Temperatures dipped below freezing in the early morning hours Dec. 3-5, but San Joaquin Valley citrus grower-shippers reported no fruit damage from California’s first cold spell of the 2011-12 season.
“We had three nights of low temperatures, but nothing low enough to cause a problem,“ said Andrew Felts, sales manager for Wileman Bros. & Elliott Inc., Cutler.
Readings fell to 26 degrees for short periods in isolated areas, but “these chilly temperatures are doing nothing but help the navel crop,” said Dave Stone, owner of Valhalla Sales & Marketing Co., Kingsburg.
“I think it was cold enough to thicken the rinds on the navels, and the thicker rinds provide insulation for future cold snaps,” he said.
A mild fall also helped to protect the fruit, said Shirley Batchman, director of government affairs for California Citrus Mutual, Exeter.
“We already have good sugar content, and that sugar acts as great anti-freeze,” she said.

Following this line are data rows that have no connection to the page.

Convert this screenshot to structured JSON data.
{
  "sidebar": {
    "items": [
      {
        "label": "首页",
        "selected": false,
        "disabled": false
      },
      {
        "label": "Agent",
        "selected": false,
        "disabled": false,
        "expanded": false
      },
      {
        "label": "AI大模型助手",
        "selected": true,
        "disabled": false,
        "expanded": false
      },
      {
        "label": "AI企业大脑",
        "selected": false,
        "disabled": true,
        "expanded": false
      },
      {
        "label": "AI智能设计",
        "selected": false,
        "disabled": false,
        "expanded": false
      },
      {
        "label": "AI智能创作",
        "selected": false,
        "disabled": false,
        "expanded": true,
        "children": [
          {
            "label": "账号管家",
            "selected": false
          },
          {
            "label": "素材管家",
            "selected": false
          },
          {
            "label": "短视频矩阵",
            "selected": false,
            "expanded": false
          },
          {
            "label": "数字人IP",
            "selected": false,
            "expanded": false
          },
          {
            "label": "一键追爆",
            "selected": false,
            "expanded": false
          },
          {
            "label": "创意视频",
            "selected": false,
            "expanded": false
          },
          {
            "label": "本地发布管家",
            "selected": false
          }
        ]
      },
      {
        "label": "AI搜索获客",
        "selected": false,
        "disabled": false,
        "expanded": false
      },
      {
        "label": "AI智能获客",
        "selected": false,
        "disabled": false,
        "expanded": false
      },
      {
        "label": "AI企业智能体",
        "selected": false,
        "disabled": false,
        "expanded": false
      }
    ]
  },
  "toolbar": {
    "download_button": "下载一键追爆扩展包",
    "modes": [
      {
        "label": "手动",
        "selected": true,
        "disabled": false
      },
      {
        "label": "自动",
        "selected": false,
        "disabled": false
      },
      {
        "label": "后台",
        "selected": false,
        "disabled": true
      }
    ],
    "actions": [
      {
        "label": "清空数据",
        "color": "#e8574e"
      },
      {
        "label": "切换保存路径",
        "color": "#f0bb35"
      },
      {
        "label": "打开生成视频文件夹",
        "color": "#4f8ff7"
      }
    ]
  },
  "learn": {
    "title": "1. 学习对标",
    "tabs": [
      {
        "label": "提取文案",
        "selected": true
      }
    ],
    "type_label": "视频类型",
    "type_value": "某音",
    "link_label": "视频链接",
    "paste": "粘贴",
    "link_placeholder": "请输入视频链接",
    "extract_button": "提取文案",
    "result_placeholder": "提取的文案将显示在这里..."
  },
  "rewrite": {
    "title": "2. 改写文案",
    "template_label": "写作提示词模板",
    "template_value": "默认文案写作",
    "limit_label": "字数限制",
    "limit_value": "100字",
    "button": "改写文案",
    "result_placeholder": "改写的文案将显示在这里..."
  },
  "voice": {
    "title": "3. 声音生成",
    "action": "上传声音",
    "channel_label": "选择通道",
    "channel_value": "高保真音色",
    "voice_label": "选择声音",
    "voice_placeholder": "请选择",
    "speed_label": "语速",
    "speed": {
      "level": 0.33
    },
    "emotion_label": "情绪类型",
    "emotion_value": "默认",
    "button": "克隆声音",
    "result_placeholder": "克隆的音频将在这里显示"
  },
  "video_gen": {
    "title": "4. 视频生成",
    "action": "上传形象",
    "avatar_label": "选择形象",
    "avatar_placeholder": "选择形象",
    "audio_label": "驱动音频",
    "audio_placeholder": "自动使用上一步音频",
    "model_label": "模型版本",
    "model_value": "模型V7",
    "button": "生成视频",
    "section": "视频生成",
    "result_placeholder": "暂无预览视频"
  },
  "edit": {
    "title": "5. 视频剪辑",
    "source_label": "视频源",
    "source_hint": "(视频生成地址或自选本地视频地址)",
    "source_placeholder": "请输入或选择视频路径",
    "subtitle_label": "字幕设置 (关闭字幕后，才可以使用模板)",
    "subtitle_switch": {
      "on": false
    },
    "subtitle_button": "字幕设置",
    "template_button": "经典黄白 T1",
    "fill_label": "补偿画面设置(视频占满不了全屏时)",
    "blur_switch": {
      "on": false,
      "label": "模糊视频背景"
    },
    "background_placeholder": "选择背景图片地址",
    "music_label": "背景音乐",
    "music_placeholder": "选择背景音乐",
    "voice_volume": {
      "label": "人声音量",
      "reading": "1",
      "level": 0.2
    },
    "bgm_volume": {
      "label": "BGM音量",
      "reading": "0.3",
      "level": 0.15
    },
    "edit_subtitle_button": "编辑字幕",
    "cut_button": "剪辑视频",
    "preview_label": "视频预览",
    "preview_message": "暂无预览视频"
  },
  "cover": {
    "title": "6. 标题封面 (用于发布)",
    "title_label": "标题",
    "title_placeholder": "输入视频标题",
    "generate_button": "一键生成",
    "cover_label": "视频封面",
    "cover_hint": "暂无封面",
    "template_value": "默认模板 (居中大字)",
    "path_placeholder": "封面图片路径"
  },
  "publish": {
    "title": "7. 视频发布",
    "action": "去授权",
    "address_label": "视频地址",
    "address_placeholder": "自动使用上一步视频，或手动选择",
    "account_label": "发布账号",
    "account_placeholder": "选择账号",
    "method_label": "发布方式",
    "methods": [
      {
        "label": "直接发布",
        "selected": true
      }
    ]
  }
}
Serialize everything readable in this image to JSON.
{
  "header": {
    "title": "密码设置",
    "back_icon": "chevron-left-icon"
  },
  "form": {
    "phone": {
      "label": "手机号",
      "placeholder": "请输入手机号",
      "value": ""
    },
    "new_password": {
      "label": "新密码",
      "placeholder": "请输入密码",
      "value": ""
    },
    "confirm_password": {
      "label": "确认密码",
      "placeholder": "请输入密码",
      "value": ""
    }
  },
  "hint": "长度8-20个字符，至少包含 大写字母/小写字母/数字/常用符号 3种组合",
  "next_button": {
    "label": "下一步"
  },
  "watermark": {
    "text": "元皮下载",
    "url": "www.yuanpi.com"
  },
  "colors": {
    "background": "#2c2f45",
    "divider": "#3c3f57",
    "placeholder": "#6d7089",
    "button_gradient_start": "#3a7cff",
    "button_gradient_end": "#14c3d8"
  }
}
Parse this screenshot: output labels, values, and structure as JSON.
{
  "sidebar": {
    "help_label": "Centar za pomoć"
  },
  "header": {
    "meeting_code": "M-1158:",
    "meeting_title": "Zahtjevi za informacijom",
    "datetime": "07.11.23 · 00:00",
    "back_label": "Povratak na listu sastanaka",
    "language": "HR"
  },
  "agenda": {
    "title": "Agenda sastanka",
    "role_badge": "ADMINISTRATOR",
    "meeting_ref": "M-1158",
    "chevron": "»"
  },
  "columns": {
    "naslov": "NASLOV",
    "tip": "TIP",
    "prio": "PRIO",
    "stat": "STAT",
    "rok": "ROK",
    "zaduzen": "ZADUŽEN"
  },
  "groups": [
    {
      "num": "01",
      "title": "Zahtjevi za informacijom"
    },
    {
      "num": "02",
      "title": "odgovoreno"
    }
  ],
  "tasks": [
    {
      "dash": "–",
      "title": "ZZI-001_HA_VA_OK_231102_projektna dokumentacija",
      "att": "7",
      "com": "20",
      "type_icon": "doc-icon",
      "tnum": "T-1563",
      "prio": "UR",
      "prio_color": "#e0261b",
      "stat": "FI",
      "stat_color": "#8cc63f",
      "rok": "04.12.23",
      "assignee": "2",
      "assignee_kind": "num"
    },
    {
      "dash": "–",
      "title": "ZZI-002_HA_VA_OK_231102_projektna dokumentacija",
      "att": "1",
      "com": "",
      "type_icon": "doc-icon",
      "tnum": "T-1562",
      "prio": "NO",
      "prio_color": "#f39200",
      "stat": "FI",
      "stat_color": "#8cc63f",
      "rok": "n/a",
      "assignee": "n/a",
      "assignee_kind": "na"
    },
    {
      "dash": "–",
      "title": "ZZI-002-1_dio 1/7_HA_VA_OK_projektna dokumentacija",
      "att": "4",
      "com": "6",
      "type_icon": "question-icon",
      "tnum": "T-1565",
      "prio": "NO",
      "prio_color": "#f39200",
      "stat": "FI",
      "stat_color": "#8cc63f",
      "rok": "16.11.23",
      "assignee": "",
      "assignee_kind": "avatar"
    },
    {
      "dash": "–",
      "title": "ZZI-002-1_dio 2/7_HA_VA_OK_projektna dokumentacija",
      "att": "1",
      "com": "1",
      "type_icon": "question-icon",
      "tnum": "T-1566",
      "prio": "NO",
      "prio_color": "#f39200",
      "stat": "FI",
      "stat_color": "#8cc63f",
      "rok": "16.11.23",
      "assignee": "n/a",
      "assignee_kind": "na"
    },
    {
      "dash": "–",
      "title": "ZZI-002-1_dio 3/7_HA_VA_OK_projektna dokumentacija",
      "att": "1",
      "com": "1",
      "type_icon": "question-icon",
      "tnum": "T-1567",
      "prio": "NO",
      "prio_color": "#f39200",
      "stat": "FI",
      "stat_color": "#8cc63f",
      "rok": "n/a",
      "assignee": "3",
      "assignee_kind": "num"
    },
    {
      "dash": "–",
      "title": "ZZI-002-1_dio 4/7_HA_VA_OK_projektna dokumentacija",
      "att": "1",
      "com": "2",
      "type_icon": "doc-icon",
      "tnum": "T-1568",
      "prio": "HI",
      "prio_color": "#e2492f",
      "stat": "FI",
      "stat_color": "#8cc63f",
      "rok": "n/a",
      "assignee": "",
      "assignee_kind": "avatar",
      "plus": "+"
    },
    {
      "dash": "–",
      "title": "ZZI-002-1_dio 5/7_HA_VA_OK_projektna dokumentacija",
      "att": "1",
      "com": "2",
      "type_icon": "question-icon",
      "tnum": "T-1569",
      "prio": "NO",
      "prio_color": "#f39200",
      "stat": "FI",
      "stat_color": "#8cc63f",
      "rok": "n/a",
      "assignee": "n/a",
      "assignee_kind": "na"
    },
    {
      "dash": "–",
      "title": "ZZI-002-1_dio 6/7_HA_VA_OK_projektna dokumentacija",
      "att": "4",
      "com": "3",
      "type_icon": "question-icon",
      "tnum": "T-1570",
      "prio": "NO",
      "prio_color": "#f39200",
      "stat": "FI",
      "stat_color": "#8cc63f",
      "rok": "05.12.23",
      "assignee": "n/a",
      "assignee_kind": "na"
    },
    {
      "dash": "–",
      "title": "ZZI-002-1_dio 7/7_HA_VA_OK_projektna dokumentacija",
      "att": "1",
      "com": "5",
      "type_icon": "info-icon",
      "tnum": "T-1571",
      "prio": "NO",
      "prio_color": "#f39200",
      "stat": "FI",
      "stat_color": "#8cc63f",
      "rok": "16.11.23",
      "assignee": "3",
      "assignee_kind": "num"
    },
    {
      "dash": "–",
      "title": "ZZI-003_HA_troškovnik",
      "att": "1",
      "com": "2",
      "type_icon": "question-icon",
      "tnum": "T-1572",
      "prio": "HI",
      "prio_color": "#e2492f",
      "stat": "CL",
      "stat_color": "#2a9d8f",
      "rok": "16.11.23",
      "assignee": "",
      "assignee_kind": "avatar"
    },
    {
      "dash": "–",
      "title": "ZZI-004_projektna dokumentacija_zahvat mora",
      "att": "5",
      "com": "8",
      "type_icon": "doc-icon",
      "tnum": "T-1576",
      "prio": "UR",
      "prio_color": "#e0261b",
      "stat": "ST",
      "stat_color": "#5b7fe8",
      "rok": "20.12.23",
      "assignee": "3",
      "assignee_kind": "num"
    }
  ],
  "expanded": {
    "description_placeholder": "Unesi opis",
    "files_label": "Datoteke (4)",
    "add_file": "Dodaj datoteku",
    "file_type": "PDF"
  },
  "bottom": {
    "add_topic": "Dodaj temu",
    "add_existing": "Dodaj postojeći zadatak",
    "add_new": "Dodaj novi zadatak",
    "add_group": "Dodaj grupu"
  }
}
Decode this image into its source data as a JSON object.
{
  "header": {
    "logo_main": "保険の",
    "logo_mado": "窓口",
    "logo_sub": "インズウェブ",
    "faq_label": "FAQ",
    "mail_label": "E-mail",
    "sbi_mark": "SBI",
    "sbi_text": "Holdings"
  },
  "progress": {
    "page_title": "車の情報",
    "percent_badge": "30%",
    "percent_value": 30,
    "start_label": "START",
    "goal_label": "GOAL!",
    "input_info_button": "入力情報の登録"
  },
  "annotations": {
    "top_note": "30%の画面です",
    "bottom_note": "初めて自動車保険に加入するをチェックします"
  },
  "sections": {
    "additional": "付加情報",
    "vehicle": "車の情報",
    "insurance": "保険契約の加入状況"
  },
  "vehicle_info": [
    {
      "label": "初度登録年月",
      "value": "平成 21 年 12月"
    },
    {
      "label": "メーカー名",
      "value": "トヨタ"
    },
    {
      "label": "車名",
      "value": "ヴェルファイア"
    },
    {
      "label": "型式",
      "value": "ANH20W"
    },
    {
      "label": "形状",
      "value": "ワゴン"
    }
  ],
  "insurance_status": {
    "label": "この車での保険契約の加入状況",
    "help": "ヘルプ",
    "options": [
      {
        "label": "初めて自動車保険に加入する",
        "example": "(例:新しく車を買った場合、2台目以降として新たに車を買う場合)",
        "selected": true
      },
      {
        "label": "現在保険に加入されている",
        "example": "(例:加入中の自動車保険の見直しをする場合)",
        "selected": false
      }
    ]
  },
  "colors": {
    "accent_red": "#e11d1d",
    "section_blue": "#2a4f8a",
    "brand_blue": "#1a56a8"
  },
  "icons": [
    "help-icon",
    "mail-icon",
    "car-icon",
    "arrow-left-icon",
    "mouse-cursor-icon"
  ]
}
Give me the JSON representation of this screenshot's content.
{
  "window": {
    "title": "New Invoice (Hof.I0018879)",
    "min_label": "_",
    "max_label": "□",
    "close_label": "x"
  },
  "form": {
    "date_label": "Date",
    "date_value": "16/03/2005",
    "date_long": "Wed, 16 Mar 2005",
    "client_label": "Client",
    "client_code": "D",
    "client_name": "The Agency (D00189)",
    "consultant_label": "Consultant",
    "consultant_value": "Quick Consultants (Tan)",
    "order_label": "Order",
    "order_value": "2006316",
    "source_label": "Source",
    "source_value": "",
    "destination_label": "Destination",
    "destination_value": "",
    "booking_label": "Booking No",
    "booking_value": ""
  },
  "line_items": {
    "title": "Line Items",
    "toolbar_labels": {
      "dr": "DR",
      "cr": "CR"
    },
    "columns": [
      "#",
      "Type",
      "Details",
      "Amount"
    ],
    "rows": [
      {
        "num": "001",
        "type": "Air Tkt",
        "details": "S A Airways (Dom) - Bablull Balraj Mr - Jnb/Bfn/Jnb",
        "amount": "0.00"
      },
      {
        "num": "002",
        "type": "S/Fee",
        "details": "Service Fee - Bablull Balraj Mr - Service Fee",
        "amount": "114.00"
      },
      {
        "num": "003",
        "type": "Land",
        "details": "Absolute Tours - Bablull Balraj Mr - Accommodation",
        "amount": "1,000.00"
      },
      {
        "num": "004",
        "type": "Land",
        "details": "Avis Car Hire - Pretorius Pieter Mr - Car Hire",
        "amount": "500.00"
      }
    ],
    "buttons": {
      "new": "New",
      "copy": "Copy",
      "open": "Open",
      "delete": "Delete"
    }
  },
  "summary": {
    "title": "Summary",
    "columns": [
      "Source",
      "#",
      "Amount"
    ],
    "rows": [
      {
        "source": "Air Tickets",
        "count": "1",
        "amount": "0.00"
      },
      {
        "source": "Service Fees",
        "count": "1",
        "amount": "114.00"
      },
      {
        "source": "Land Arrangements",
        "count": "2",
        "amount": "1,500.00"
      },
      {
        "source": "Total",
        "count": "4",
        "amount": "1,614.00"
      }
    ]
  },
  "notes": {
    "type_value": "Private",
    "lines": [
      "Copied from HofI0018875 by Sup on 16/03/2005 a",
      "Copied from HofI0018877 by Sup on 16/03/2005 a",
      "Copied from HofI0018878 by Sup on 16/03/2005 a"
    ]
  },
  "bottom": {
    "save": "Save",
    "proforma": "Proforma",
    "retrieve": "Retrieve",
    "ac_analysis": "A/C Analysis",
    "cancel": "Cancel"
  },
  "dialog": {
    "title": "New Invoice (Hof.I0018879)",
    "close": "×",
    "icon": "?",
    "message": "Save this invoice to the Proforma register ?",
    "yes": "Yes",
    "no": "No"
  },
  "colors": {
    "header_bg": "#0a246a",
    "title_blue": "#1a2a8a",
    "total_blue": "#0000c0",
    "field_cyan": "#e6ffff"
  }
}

Mandarins, which have thin rinds, are more susceptible to mild freezes, but Sunkist grower-shippers reported no damage to the specialty crop, said Claire Smith, director of corporate communications for Sunkist Growers Inc., Sherman Oaks.